So, let's open an image in Photoshop and then open the curves tool. This is found from the menu Image – Adjustments – Curves. When the tool is open, you will see a histogram representing the exposure of your image with a straight line running through it from bottom left to top right. On the left of the histogram is the output scale and at the bottom the input scale. You will see that overlaying the histogram is a grid. The vertical lines represent, from the left, blacks, shadows, mid-tones, highlights and whites.
Manipulating Curves to Control Exposure and Contrast
To manipulate a curve, you simply click on the area you want to adjust and drag the line up or down. Moving it upwards will lighten that particular part of the tonal range, moving it down will darken it.
If we want to change the overall exposure of an image, we can click somewhere near the mid-tone point. Lifting the graph upwards will lighten the image, dragging it downwards will darken it.
If for example, we want to correct a washed out sky, we can click on the line in the highlights region of the graph then drag it down. You will see as you drag down, our straight line turns to a curve, the highlights become darker, but also so do our shadow areas. To counter this we can click in the shadow areas and drag the line upwards, giving us an S curve. The negative side to this is that we lower the contrast a bit. If we wanted to boost the contrast we can reverse that S curve, that is lower the shadow areas and increase the highlights. The beauty of the curve is that we can still boost contrast and save our blown sky. By increasing the exposure in the area just to the right of the mid-tones and lowering in the shadow areas we boost the contrast but will blow the sky a little. Now if we go to the area to the right of the highlights region close to the edge of the graph we can drag the curve down a little, recovering those lost highlights. It is this almost infinite control that makes curves so powerful.
Recovering Lost Details Using Curves
Another useful feature of curves is to attempt to recover blown highlights and lost shadows, in other words clipping. As we said the left end of the graph is the dark areas with the left edge being the blacks. If we have lost detail in the blacks we can slide the leftmost edge of the curve line upwards, lightening the absolute black and introducing some detail into the shadows. Depending on your exposure, you might also introduce some noise in the shadows too. The same is true for lost highlights, you may be able to recover at least some of them by clicking the curve line at the very right hand edge of the graph and dragging it down.
Manipulating Color Using Curves
At the top we mentioned that you can also control color using curves. To do this, at the top of the curves window is the channel selector. By default it is set to RGB, in other words it manipulates the Red, Green and Blue channels together and by the same amounts. However by clicking on the drop down box you can choose to create a curve in just a single primary color channel.
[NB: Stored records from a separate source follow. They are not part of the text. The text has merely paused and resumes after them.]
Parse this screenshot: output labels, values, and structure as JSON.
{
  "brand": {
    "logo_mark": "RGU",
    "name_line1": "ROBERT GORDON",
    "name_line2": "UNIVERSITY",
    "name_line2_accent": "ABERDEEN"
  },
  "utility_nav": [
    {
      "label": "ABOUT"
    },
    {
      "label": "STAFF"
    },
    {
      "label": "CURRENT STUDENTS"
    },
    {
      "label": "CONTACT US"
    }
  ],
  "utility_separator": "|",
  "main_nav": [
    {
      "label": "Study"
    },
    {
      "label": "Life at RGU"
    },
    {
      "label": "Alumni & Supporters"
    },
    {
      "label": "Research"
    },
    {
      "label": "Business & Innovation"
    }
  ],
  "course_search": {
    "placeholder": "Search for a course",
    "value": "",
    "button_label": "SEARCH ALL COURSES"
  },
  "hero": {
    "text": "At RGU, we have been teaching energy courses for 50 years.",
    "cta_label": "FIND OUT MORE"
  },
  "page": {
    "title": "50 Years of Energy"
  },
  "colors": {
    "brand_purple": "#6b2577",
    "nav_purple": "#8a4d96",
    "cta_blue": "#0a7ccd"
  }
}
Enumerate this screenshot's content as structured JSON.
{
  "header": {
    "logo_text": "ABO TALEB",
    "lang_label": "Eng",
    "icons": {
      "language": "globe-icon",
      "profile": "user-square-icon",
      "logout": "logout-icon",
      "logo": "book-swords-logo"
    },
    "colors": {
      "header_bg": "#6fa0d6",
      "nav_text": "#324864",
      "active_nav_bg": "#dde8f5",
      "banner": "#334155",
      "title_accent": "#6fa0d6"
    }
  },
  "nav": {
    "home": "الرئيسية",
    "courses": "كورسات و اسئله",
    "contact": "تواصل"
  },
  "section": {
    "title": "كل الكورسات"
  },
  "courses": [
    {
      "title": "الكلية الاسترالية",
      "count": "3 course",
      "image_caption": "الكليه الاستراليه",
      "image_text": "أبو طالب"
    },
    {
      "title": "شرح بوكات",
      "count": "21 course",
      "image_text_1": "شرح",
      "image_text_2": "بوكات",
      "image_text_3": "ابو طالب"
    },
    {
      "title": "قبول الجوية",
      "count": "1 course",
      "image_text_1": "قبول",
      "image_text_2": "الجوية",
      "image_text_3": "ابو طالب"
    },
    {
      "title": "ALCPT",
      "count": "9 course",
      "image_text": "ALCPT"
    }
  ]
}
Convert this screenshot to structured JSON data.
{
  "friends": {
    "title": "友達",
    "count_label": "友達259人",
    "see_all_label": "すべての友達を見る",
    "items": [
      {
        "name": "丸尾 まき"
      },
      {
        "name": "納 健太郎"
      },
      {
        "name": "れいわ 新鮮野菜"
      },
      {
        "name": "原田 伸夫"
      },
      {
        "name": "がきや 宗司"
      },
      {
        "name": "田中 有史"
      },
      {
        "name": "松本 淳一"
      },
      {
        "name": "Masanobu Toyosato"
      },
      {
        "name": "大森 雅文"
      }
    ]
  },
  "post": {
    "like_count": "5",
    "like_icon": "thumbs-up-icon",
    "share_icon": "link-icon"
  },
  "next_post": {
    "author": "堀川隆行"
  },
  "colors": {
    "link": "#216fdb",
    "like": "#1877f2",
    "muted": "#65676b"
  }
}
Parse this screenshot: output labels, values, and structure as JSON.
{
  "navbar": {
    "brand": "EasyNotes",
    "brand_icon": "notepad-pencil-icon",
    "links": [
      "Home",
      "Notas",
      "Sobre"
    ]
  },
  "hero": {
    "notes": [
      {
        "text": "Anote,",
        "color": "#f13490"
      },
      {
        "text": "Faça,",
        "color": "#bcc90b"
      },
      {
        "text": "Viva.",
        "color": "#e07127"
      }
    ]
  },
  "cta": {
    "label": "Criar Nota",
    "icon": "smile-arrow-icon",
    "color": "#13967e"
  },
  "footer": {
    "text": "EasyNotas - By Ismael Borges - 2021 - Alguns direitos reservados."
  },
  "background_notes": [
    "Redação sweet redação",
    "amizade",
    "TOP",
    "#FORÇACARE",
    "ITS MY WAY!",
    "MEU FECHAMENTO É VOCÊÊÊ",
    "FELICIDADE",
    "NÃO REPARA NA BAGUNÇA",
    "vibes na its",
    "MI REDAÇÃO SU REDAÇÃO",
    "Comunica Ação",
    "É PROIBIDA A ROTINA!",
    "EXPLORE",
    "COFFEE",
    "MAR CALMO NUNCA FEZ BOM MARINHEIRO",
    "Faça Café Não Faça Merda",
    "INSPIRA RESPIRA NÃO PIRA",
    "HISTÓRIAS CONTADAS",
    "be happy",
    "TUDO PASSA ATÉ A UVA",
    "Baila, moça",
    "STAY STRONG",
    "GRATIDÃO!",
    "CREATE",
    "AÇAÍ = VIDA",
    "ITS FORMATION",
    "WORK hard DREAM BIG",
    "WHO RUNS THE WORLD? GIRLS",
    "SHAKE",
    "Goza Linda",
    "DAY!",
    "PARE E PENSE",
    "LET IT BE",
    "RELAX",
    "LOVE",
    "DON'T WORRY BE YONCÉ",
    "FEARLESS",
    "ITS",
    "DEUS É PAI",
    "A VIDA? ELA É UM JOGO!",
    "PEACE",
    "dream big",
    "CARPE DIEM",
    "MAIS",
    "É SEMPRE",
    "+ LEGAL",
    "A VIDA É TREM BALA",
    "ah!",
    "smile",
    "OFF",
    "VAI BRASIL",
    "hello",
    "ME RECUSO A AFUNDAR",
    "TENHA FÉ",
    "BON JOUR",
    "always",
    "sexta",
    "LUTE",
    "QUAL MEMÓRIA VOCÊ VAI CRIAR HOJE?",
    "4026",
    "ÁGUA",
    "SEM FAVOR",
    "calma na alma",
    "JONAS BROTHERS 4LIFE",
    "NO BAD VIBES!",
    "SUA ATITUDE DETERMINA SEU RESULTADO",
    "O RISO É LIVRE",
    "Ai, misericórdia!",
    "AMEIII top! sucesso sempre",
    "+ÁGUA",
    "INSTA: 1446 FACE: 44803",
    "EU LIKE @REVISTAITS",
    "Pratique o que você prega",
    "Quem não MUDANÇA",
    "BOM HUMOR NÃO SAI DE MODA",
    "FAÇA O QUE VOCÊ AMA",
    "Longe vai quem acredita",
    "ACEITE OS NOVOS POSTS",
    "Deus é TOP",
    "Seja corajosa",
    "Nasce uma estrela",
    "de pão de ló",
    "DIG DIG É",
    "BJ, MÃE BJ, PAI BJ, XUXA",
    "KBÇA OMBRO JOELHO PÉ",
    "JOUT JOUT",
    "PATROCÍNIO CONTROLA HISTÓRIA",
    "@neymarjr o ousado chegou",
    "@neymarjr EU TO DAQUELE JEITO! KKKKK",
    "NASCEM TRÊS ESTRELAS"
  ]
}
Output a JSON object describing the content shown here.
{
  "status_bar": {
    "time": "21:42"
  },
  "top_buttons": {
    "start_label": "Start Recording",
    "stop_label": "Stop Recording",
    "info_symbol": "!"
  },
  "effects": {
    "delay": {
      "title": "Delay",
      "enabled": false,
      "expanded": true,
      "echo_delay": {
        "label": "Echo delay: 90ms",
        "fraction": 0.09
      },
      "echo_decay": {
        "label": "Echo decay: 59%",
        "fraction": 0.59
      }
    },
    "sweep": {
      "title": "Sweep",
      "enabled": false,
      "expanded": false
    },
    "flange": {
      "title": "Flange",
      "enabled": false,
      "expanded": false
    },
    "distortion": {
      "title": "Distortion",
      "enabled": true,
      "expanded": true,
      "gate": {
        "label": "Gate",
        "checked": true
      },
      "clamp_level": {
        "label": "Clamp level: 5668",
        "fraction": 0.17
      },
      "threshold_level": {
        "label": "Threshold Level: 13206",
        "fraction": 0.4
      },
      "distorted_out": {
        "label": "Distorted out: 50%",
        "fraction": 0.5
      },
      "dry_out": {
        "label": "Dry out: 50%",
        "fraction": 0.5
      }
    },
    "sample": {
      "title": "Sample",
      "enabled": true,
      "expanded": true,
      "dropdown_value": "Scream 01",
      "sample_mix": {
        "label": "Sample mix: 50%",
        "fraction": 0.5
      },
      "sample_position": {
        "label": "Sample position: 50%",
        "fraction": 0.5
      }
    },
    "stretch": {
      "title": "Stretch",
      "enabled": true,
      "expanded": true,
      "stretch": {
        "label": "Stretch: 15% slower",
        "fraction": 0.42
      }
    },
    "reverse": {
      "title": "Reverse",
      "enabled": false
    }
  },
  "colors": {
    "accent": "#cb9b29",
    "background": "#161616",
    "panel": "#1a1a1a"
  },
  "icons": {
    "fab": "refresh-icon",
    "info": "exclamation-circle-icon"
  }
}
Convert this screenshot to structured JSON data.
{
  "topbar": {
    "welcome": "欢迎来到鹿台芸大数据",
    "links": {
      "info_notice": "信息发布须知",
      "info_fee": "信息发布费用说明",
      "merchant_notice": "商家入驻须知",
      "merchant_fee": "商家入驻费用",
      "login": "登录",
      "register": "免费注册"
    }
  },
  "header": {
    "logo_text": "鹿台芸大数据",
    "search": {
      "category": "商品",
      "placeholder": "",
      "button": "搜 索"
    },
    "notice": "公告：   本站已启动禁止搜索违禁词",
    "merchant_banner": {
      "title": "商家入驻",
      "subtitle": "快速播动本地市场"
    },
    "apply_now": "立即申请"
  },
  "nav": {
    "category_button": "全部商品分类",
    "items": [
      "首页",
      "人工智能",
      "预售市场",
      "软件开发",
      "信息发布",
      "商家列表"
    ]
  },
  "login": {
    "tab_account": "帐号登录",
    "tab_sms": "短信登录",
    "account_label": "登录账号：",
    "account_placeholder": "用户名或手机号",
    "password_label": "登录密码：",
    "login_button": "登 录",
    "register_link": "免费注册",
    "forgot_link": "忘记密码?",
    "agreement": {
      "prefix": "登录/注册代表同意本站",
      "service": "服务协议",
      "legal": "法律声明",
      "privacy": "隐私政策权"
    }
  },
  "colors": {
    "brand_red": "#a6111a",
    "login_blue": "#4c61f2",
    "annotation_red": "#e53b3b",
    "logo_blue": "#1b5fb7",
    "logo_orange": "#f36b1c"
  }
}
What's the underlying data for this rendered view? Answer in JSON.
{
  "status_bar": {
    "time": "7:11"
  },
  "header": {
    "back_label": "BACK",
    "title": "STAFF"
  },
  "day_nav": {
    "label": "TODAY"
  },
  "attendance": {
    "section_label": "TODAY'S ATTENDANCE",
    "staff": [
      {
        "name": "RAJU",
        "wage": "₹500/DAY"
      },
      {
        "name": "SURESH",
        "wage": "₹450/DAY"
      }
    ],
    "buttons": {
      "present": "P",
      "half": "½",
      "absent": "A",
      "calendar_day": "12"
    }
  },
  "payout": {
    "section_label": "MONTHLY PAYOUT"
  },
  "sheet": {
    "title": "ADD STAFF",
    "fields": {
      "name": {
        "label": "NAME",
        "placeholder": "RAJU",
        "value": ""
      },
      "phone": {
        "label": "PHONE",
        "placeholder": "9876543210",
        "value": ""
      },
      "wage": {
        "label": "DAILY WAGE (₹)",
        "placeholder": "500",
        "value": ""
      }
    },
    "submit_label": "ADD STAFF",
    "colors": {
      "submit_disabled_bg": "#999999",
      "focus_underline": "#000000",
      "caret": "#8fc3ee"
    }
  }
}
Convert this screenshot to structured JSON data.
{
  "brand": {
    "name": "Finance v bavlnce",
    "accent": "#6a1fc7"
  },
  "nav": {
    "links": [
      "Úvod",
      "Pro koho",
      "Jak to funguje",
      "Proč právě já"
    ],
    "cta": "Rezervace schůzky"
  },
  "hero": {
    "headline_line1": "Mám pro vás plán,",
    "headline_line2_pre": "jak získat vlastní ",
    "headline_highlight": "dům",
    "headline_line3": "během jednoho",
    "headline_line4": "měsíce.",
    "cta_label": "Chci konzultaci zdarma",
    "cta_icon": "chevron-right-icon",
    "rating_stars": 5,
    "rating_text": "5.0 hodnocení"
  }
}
An example of why you might do this is if you have some blueness in your shadows. To eliminate the excessive blue, you would select the blue channel and drag the curve down near the right end of the graph. You will see the entire image swings blue but to counter this you can select a point between the shadow and mid-tones and drag the curve upwards, restoring the neutrality to the overall color.
Curves are an immensely powerful tool that you can use to control the look of your images. Don’t be afraid to try them and experiment with what they can do and you will soon pick up how they work.